However, the disingenuous argument of the Centre does not stop at that either. The affidavit goes on to say that the Centre does not interfere in the personal laws of any community unless the demand comes from within the community. One wonders how the personal law comes into the picture. Nobody has the right to kill or harass someone just because he or she has married in own gotra (clan). A crime is a crime. Even if by some stretch of imagination, what happens within a clan is passed off as a “personal matter”, the fact remains that only 3 per cent of the documented cases of honour crimes involve couples married in their gotra. Most of the others relate to couples in inter-caste marriages.

The affidavit grandly says that the freedom of choice with respect to marriage has been specifically recognised and protected under our legal framework and under every personal law women have the same right to enter into a marriage with free and full consent.
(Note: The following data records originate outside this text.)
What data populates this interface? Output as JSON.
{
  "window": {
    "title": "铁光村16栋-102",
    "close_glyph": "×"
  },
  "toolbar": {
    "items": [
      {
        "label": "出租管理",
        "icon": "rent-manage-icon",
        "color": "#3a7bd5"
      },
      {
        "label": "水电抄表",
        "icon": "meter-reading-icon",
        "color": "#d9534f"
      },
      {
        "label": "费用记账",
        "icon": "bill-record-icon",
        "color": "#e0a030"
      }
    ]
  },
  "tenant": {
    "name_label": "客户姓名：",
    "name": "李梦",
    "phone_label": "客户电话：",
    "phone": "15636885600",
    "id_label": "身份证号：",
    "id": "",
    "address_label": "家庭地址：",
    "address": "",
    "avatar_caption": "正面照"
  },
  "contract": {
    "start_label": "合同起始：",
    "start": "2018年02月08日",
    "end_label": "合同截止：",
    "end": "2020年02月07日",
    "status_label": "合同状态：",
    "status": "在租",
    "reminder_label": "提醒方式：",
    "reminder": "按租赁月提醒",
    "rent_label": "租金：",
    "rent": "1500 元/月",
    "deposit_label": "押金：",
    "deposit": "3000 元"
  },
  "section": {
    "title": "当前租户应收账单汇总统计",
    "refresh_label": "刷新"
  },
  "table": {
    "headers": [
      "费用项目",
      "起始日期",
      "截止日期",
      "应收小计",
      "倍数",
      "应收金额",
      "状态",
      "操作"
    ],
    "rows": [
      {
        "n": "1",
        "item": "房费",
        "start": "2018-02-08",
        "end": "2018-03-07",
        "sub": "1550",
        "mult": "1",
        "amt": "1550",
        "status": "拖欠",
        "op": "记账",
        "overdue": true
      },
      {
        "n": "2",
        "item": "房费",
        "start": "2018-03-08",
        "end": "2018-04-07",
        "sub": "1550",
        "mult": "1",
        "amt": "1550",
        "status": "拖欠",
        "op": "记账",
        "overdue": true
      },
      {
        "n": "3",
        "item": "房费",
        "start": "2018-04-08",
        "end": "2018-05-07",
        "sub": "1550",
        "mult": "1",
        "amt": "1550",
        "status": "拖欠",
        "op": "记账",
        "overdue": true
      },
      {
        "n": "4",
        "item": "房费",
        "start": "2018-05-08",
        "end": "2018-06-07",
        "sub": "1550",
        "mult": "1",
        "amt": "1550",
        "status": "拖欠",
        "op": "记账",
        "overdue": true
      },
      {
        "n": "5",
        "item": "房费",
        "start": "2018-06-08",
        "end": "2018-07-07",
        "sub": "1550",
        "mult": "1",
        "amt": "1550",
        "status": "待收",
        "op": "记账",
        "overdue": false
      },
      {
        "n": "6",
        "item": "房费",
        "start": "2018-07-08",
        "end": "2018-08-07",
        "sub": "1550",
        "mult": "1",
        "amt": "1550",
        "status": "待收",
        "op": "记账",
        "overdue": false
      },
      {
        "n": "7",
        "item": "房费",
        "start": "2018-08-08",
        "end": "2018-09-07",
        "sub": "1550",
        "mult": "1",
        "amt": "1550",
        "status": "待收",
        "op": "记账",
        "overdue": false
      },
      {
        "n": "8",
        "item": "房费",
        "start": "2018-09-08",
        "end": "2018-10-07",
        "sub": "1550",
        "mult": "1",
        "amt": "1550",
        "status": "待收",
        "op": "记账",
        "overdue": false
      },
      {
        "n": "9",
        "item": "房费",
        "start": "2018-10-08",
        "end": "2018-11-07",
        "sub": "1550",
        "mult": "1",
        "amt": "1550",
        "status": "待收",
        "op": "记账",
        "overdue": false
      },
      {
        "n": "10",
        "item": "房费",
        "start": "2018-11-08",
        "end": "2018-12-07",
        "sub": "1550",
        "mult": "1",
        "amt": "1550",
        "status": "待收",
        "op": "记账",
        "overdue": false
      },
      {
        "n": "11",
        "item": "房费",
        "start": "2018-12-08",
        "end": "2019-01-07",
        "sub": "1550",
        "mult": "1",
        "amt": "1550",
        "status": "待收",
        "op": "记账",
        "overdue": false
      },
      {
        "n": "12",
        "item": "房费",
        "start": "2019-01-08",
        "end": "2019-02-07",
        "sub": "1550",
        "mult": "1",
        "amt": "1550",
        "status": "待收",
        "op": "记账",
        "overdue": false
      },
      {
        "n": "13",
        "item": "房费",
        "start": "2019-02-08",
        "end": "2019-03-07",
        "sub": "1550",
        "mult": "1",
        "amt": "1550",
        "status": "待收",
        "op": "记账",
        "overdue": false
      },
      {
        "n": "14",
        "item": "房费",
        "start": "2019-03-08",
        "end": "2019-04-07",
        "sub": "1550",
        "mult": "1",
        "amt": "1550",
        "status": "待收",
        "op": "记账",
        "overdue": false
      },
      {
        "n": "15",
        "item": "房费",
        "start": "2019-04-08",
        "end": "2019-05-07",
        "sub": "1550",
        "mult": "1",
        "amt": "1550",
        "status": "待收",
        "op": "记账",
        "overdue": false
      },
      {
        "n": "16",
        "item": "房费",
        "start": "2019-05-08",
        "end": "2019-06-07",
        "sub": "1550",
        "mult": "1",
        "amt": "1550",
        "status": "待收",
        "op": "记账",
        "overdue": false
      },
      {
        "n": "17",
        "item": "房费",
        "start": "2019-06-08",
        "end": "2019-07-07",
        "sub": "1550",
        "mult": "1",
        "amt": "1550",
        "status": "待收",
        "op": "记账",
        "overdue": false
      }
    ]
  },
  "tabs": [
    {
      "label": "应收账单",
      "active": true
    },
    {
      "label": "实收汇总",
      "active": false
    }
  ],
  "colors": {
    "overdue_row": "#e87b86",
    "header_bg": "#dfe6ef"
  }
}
Ironically, this right has rarely been endowed on the young couples who dare to marry against the wishes of their families or even village elders. They are hounded, tortured and killed. Laws are very much there. Will someone kindly care to enforce them?

Sex selection in India

A 3D ultrasound taken of a fetus at 20 weeks.

Image via Wikipedia


In ‘IT revolution and declining dowry practice’ (Open Page, October 28), Chandra Kommera has drawn an interesting analogy between the two. While it is extremely heartening to note this change in the bargaining power of women, such instances are still few and far between. For many, the birth of a girl child is still unwelcome. The sex ratio of India according to the 2001 census is a dismal 933 females per 1,000 males, up from 927 in 1991. These figures leave muc h to be desired.

A major concern is that economic and educational prosperity has not altered this long-held bias against the girl child. It is still a widely held theory that a male child will carry forward the family line. Another factor going against the girl child is the dowry which her family has to churn out at the time of her marriage.

In many areas, among the prosperous, dowry is viewed as a status symbol. Business families also feel the need for having a male heir. And with the trend of smaller families slowly creeping in, the girl child gets chucked out.

Armed with knowledge and money, access to methods of sex selection including female foeticide is easy. For instance, in relatively prosperous Punjab, the sex ratio is 874 whereas in so-called backward Bihar, it is 921 according to the 2001 census.

The mushrooming of illegal ultrasound clinics all over the country is testimony to the rampant sex-selective abortions.

And increasingly, for fear of being caught, these clinics seem to use symbolism to convey the results. They use blue or pink colour to convey whether the foetus is a boy or a girl. Or they make statements such as ‘Your child resembles a doll’ to convey a female foetus.
Hardly a deterrent

The Pre-Natal Diagnostic Techniques (Regulation and Prevention of Misuse) Act of 1994 banned sex determination tests. It provides for three years imprisonment for a first-time offender and a fine of Rs 10,000. This is hardly a deterrent given the huge profits the trade offers and the lax judiciary.

The rate of conviction under this law is one of the worst with the first conviction coming as late as 2006. This could be attributed to the difficulty in producing evidence in court and a powerful lobby which has virtually converted sex selection into a profitable trade. Of late, sting operations by women disguised as pregnant women have helped nail a few doctors.

This trend of sex selection is extremely unhealthy and can have disastrous consequences for society. Moreover, a society which denies the girl child even the basic right to existence cannot claim to be civilised. It is time the loopholes in the law were corrected. Strict implementation of the law can be the only deterrent to the practice, given that attitudes take time to change.